By Mark Wilson
Now as the title mentions this article is for those who don’t drink “craft” beer, or for that matter beer at all. I will not state that by the end you will like craft beer (from here on no quotations and we will just call it beer), but I do hope to open your mind to trying some styles of beer that you may not have tried yet.
When I hear someone say they don’t like beer my normal response is, “Which ones have you tried?” and many of the answers I receive are a list of American Pilsners and American Light Lagers. I am not here to bad mouth Miller Lite, Bud Light or the like, but let me say they are simply one style of beer and many people who don’t like craft beers do like one of these.
Perhaps you don’t like craft beer because you have tried one or two beers recommended by a friend or someone you know who loves craft beer, and these are often the ones at the very edge of the scale. I must say I really like most of the beers all the way at the edge, however there are multitudes of beers that fall much closer to the center that are awesome and deserve a shot.
Now before I can talk too much about beer styles we need two things: a list of styles to try and some of the vocabulary for describing beers. In defining styles, there are several criteria to choose from but for this article we will use the BJCP (Beer Judge Certification Program) list from 2008.
In the BJCP 2008 there are 23 recognized styles. Many have subcategories, with a total of 79 styles which include #23 Specialty Beers. I’m using the 2008 guide because in 2014 it was redone, which added many more styles and to be honest, I’m less familiar with them.
Second, we need the vocabulary. There are characteristics we won’t get into in this article such as clarity, color, and lacing. These are all important in judging a beer but not as much for tasting. There are four characteristics I’m going to use to describe the styles of beer. There are two more I’m going to define and I’ll start with those.
Carbonation: The level of CO2 in a beer can change the way you perceive its taste. Higher carbonation will cut the sweetness some and add that tingly feeling in your mouth while lower carbonation will tend to make a beer feel smoother.
Mouth feel: This can range from watery to thick, chewy or viscous.
The four characteristics that I’m using are Sweet, Bitter, Fruity, and Malty. These come from John Palmer’s beer spectrum, which can be found at:
This spectrum involves two scales. The first scale is Sweet to Bitter. Sweetness comes mostly from non-fermented sugars in the malts although in some cases it is added separately and can come from candy sugar, lactose or other sweeteners.
Bitterness as we will define it here comes primarily from hops added to the beer in the early stages of the boil (I’m not going to get too far into when and how, if you are interested in learning to brew stop by a Homebrew club and check them out). At this point I should also note that hops add a lot of flavor to beer and depending on where in the process they can add much of it without adding bitterness.
The second scale is Fruity to Malty.

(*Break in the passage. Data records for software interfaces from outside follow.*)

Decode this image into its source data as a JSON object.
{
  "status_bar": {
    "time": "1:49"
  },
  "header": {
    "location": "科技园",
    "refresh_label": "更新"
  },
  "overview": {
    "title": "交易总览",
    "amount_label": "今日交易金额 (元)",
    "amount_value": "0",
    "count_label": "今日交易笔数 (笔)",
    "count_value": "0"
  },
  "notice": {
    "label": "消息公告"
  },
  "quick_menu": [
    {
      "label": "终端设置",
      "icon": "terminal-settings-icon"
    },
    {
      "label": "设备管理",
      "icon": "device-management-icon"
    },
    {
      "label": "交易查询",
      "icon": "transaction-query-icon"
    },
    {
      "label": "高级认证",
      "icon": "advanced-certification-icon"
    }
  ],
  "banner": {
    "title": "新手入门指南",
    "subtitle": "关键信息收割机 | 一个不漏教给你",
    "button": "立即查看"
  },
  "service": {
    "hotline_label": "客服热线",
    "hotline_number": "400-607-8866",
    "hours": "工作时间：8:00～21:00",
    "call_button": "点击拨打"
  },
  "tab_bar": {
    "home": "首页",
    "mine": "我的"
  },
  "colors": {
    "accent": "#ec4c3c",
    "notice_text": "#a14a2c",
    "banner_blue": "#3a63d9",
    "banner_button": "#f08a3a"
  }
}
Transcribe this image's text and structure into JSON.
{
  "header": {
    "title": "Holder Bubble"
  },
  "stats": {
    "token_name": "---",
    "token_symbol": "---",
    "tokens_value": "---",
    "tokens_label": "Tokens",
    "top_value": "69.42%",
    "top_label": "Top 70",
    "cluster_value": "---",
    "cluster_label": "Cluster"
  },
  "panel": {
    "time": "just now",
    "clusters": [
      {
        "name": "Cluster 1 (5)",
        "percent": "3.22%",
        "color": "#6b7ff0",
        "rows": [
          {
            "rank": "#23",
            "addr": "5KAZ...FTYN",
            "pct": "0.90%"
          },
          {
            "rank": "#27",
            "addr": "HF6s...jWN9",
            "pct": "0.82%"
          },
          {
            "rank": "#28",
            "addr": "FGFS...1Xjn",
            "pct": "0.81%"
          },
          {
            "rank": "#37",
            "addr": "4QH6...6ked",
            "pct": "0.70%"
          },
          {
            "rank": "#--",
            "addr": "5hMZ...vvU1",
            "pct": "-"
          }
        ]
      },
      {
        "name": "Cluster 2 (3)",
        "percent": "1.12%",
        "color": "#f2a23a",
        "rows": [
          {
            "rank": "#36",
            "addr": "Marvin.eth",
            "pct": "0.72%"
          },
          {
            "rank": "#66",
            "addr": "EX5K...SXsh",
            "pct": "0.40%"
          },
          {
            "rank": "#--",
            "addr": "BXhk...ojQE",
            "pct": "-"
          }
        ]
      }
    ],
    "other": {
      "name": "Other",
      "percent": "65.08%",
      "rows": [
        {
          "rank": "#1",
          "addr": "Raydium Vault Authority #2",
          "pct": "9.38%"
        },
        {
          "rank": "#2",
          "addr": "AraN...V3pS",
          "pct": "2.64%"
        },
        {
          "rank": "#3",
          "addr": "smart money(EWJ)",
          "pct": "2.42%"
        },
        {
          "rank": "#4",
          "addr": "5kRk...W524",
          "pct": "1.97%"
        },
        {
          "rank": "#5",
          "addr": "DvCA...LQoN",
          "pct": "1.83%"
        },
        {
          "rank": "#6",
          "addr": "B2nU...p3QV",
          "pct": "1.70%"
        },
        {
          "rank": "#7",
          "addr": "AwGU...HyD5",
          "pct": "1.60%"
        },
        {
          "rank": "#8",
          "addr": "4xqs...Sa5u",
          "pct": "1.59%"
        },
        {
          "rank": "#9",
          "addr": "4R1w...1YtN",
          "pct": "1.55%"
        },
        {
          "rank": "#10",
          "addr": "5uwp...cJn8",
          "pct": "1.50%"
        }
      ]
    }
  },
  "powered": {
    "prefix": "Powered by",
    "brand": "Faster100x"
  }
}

Most fruity flavor comes from hops and yeast but can also come from juice or other flavorings. Malty comes almost exclusively from the grains and how they are prepared and there are techniques to get more of that flavor in the beer.
The five styles I want to describe fall in each of the four corners and the middle of the spectrum. They are Barley Wine, English brown, Belgian triple, Altbier, and Kolsch.
19c American Barley Wine:
A Barley Wine has a reasonably high ABV (Alcohol By Volume) and ages well. It falls in the sweet and fruity corner has a full bodied mouthful and alcohol warmth.
11c Northern English Brown:
Is in the malty and sweet corner and often has notes of toffee and caramel.
18c Belgian Triple:
Also a higher ABV beer which falls in the fruity and bitter corner has a medium body and mouth feel and should be a marriage of spicy fruity and alcohol with esters reminiscent of citrus fruit with a dry finish.
7a Northern German Altbier:
This one falls in the bitter and malty corner and is fairly bitter yet balanced by a smooth sometimes sweet malt character.
Falling towards the center of our scale, Kolsch is a balanced beer with a delicate flavor with medium bitterness and a slight malty flavor and should be smooth and crisp.
As mentioned before these are just 5 of 79 styles but they represent some of the range of flavors you can find in beer. If you have tried “craft” beer and found it too bitter, or too thick, thought that it was too sweet or too dark, consider trying different styles and if all else fails find a craft beer buddy to help navigate these waters with you. There is an amazing array of beer out there to try. Drink up!